WORK TASK: How many of the lines below contain "this"? Reply with only that figure.

*** LISTED RECORDS ***

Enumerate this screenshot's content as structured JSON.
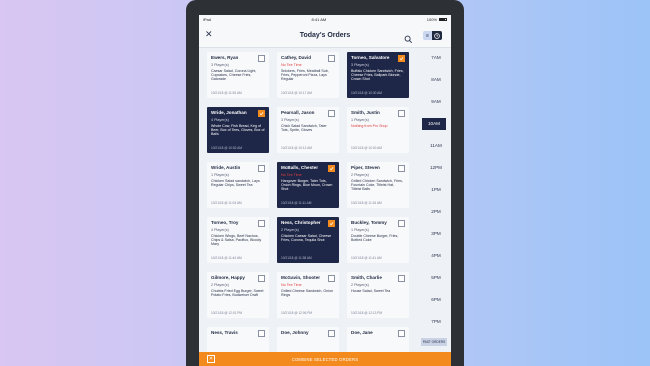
{
  "status": {
    "carrier": "iPad",
    "time": "8:41 AM",
    "battery": "100%"
  },
  "header": {
    "title": "Today's Orders"
  },
  "orders": [
    {
      "name": "Ewers, Ryan",
      "players": "3 Player(s)",
      "items": "Caesar Salad, Corona Light, Cupcakes, Cheese Fries, Gatorade",
      "time": "10/21/18 @ 11:53 AM",
      "selected": false
    },
    {
      "name": "Cathey, David",
      "players": "No Tee Time",
      "items": "Snickers, Fries, Meatball Sub, Fries, Pepperoni Pizza, Lays Regular",
      "time": "10/21/18 @ 10:17 AM",
      "selected": false,
      "no_tee": true
    },
    {
      "name": "Torneo, Salvatore",
      "players": "3 Player(s)",
      "items": "Buffalo Chicken Sandwich, Fries, Cheese Fries, Ballpark Blonde, Crown Shot",
      "time": "10/21/18 @ 10:30 AM",
      "selected": true
    },
    {
      "name": "Wride, Jonathan",
      "players": "4 Player(s)",
      "items": "Whole Cow, Fish Bread, Keg of Beer, Box of Tees, Gloves, Box of Balls",
      "time": "10/21/18 @ 10:52 AM",
      "selected": true
    },
    {
      "name": "Pearsall, Jason",
      "players": "3 Player(s)",
      "items": "Chick Salad Sandwich, Tater Tots, Sprite, Gloves",
      "time": "10/21/18 @ 10:12 AM",
      "selected": false
    },
    {
      "name": "Smith, Justin",
      "players": "1 Player(s)",
      "items": "Nothing from Pro Shop",
      "time": "10/21/18 @ 10:00 AM",
      "selected": false,
      "no_items": true
    },
    {
      "name": "Wride, Austin",
      "players": "1 Player(s)",
      "items": "Chicken Salad sandwich, Lays Regular Chips, Sweet Tea",
      "time": "10/21/18 @ 11:03 AM",
      "selected": false
    },
    {
      "name": "McBalls, Chester",
      "players": "No Tee Time",
      "items": "Hangover Burger, Tater Tots, Onion Rings, Blue Moon, Crown Shot",
      "time": "10/21/18 @ 11:11 AM",
      "selected": true,
      "no_tee": true
    },
    {
      "name": "Piper, Steven",
      "players": "2 Player(s)",
      "items": "Grilled Chicken Sandwich, Fries, Fountain Coke, Titleist Hat, Titleist Balls",
      "time": "10/21/18 @ 11:16 AM",
      "selected": false
    },
    {
      "name": "Torneo, Troy",
      "players": "4 Player(s)",
      "items": "Chicken Wings, Beef Nachos, Chips & Salsa, Pacifico, Bloody Mary",
      "time": "10/21/18 @ 11:44 AM",
      "selected": false
    },
    {
      "name": "Ness, Christopher",
      "players": "2 Player(s)",
      "items": "Chicken Caesar Salad, Cheese Fries, Corona, Tequila Shot",
      "time": "10/21/18 @ 11:38 AM",
      "selected": true
    },
    {
      "name": "Buckley, Tommy",
      "players": "1 Player(s)",
      "items": "Double Cheese Burger, Fries, Bottled Coke",
      "time": "10/21/18 @ 11:41 AM",
      "selected": false
    },
    {
      "name": "Gilmore, Happy",
      "players": "2 Player(s)",
      "items": "Chubbs Fried Egg Burger, Sweet Potato Fries, Budweiser Draft",
      "time": "10/21/18 @ 12:01 PM",
      "selected": false
    },
    {
      "name": "McGavin, Shooter",
      "players": "No Tee Time",
      "items": "Grilled Cheese Sandwich, Onion Rings",
      "time": "10/21/18 @ 12:06 PM",
      "selected": false,
      "no_tee": true
    },
    {
      "name": "Smith, Charlie",
      "players": "2 Player(s)",
      "items": "House Salad, Sweet Tea",
      "time": "10/21/18 @ 12:13 PM",
      "selected": false
    },
    {
      "name": "Ness, Travis",
      "players": "",
      "items": "",
      "time": "",
      "selected": false
    },
    {
      "name": "Doe, Johnny",
      "players": "",
      "items": "",
      "time": "",
      "selected": false
    },
    {
      "name": "Doe, Jane",
      "players": "",
      "items": "",
      "time": "",
      "selected": false
    }
  ],
  "timeline": [
    "7AM",
    "8AM",
    "9AM",
    "10AM",
    "11AM",
    "12PM",
    "1PM",
    "2PM",
    "3PM",
    "4PM",
    "5PM",
    "6PM",
    "7PM"
  ],
  "timeline_active": "10AM",
  "past_orders_label": "PAST ORDERS",
  "footer": {
    "label": "COMBINE SELECTED ORDERS"
  },
  "colors": {
    "accent": "#f28a1d",
    "navy": "#1f2748",
    "no_tee": "#e23e3e"
  },
  "icons": {
    "close": "close-icon",
    "search": "search-icon",
    "list": "list-icon",
    "clock": "clock-icon",
    "check": "checkmark-icon"
  }
}
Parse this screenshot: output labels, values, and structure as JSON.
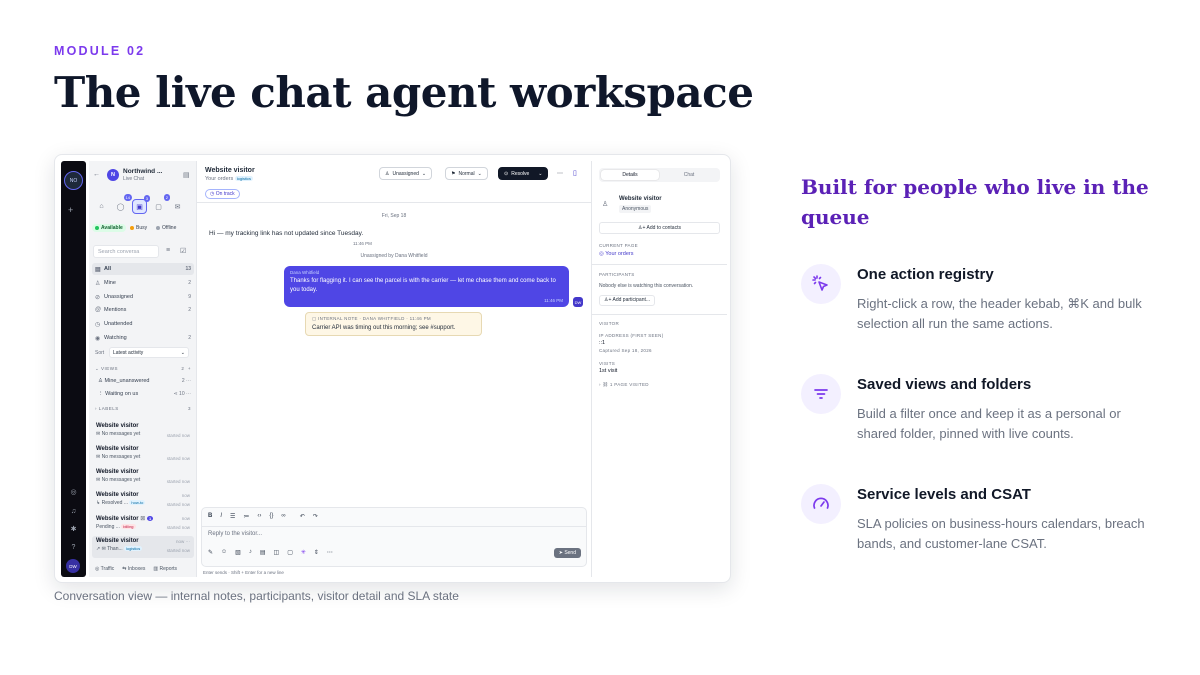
{
  "slide": {
    "kicker": "MODULE 02",
    "title": "The live chat agent workspace",
    "caption": "Conversation view — internal notes, participants, visitor detail and SLA state"
  },
  "features": {
    "heading": "Built for people who live in the queue",
    "items": [
      {
        "icon": "cursor-click-icon",
        "title": "One action registry",
        "body": "Right-click a row, the header kebab, ⌘K and bulk selection all run the same actions."
      },
      {
        "icon": "filter-icon",
        "title": "Saved views and folders",
        "body": "Build a filter once and keep it as a personal or shared folder, pinned with live counts."
      },
      {
        "icon": "gauge-icon",
        "title": "Service levels and CSAT",
        "body": "SLA policies on business-hours calendars, breach bands, and customer-lane CSAT."
      }
    ]
  },
  "app": {
    "rail": {
      "workspace": "NO",
      "user": "DW"
    },
    "sidebar": {
      "org_name": "Northwind ...",
      "org_initial": "N",
      "org_sub": "Live Chat",
      "quick_badges": [
        "14",
        "3",
        "2"
      ],
      "status": [
        "Available",
        "Busy",
        "Offline"
      ],
      "status_colors": [
        "#22c55e",
        "#f59e0b",
        "#9ca3af"
      ],
      "search_placeholder": "Search conversa",
      "filters": [
        {
          "label": "All",
          "count": "13"
        },
        {
          "label": "Mine",
          "count": "2"
        },
        {
          "label": "Unassigned",
          "count": "9"
        },
        {
          "label": "Mentions",
          "count": "2"
        },
        {
          "label": "Unattended",
          "count": ""
        },
        {
          "label": "Watching",
          "count": "2"
        }
      ],
      "sort_label": "Sort",
      "sort_value": "Latest activity",
      "views_label": "VIEWS",
      "views_count": "2",
      "views": [
        {
          "label": "Mine_unanswered",
          "count": "2"
        },
        {
          "label": "Waiting on us",
          "count": "10"
        }
      ],
      "labels_label": "LABELS",
      "labels_count": "3",
      "conversations": [
        {
          "name": "Website visitor",
          "preview": "No messages yet",
          "time": "",
          "status": "started now",
          "tag": ""
        },
        {
          "name": "Website visitor",
          "preview": "No messages yet",
          "time": "",
          "status": "started now",
          "tag": ""
        },
        {
          "name": "Website visitor",
          "preview": "No messages yet",
          "time": "",
          "status": "started now",
          "tag": ""
        },
        {
          "name": "Website visitor",
          "preview": "Resolved ...",
          "time": "now",
          "status": "started now",
          "tag": "how-to"
        },
        {
          "name": "Website visitor",
          "preview": "Pending ...",
          "time": "now",
          "status": "started now",
          "tag": "billing"
        },
        {
          "name": "Website visitor",
          "preview": "Than...",
          "time": "now",
          "status": "started now",
          "tag": "logistics"
        }
      ],
      "footer": [
        "Traffic",
        "Inboxes",
        "Reports"
      ]
    },
    "header": {
      "name": "Website visitor",
      "sub": "Your orders",
      "tag": "logistics",
      "assignee": "Unassigned",
      "priority": "Normal",
      "resolve": "Resolve",
      "sla": "On track"
    },
    "thread": {
      "date": "Fri, Sep 18",
      "visitor_msg": "Hi — my tracking link has not updated since Tuesday.",
      "visitor_time": "11:46 PM",
      "system": "Unassigned by Dana Whitfield",
      "agent_name": "Dana Whitfield",
      "agent_msg": "Thanks for flagging it. I can see the parcel is with the carrier — let me chase them and come back to you today.",
      "agent_time": "11:46 PM",
      "agent_initials": "DW",
      "note_header": "INTERNAL NOTE · DANA WHITFIELD · 11:46 PM",
      "note_body": "Carrier API was timing out this morning; see #support."
    },
    "composer": {
      "placeholder": "Reply to the visitor...",
      "send": "Send",
      "hint": "Enter sends · Shift + Enter for a new line"
    },
    "details": {
      "tabs": [
        "Details",
        "Chat"
      ],
      "visitor_name": "Website visitor",
      "visitor_status": "Anonymous",
      "add_contacts": "Add to contacts",
      "current_page_label": "CURRENT PAGE",
      "current_page": "Your orders",
      "participants_label": "PARTICIPANTS",
      "participants_text": "Nobody else is watching this conversation.",
      "add_participant": "Add participant...",
      "visitor_label": "VISITOR",
      "ip_label": "IP ADDRESS (FIRST SEEN)",
      "ip_value": "::1",
      "captured": "Captured Sep 18, 2026",
      "visits_label": "VISITS",
      "visits_value": "1st visit",
      "pages_visited": "1 PAGE VISITED"
    }
  }
}
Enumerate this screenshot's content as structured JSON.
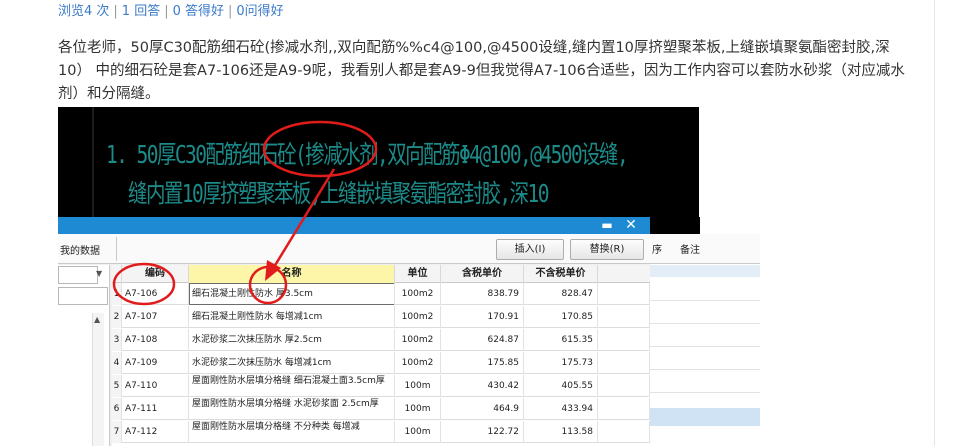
{
  "post": {
    "stats": {
      "views": "浏览4 次",
      "answers": "1 回答",
      "good_answers": "0 答得好",
      "good_questions": "0问得好"
    },
    "question": "各位老师，50厚C30配筋细石砼(掺减水剂,,双向配筋%%c4@100,@4500设缝,缝内置10厚挤塑聚苯板,上缝嵌填聚氨酯密封胶,深10） 中的细石砼是套A7-106还是A9-9呢，我看别人都是套A9-9但我觉得A7-106合适些，因为工作内容可以套防水砂浆（对应减水剂）和分隔缝。"
  },
  "cad": {
    "line1": "1. 50厚C30配筋细石砼(掺减水剂,双向配筋Φ4@100,@4500设缝,",
    "line2": "缝内置10厚挤塑聚苯板,上缝嵌填聚氨酯密封胶,深10"
  },
  "app": {
    "title_controls": {
      "minimize": "▬",
      "close": "✕"
    },
    "toolbar": {
      "my_data": "我的数据",
      "insert": "插入(I)",
      "replace": "替换(R)"
    },
    "right_pane": {
      "col1": "序",
      "col2": "备注"
    },
    "table": {
      "headers": [
        "编码",
        "名称",
        "单位",
        "含税单价",
        "不含税单价"
      ],
      "rows": [
        {
          "no": "1",
          "code": "A7-106",
          "name": "细石混凝土刚性防水 厚3.5cm",
          "unit": "100m2",
          "price": "838.79",
          "nprice": "828.47"
        },
        {
          "no": "2",
          "code": "A7-107",
          "name": "细石混凝土刚性防水 每增减1cm",
          "unit": "100m2",
          "price": "170.91",
          "nprice": "170.85"
        },
        {
          "no": "3",
          "code": "A7-108",
          "name": "水泥砂浆二次抹压防水 厚2.5cm",
          "unit": "100m2",
          "price": "624.87",
          "nprice": "615.35"
        },
        {
          "no": "4",
          "code": "A7-109",
          "name": "水泥砂浆二次抹压防水 每增减1cm",
          "unit": "100m2",
          "price": "175.85",
          "nprice": "175.73"
        },
        {
          "no": "5",
          "code": "A7-110",
          "name": "屋面刚性防水层填分格缝 细石混凝土面3.5cm厚",
          "unit": "100m",
          "price": "430.42",
          "nprice": "405.55"
        },
        {
          "no": "6",
          "code": "A7-111",
          "name": "屋面刚性防水层填分格缝 水泥砂浆面 2.5cm厚",
          "unit": "100m",
          "price": "464.9",
          "nprice": "433.94"
        },
        {
          "no": "7",
          "code": "A7-112",
          "name": "屋面刚性防水层填分格缝 不分种类 每增减",
          "unit": "100m",
          "price": "122.72",
          "nprice": "113.58"
        }
      ]
    }
  },
  "annotation_color": "#e21b1b"
}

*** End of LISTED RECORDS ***

RESPONSE: 5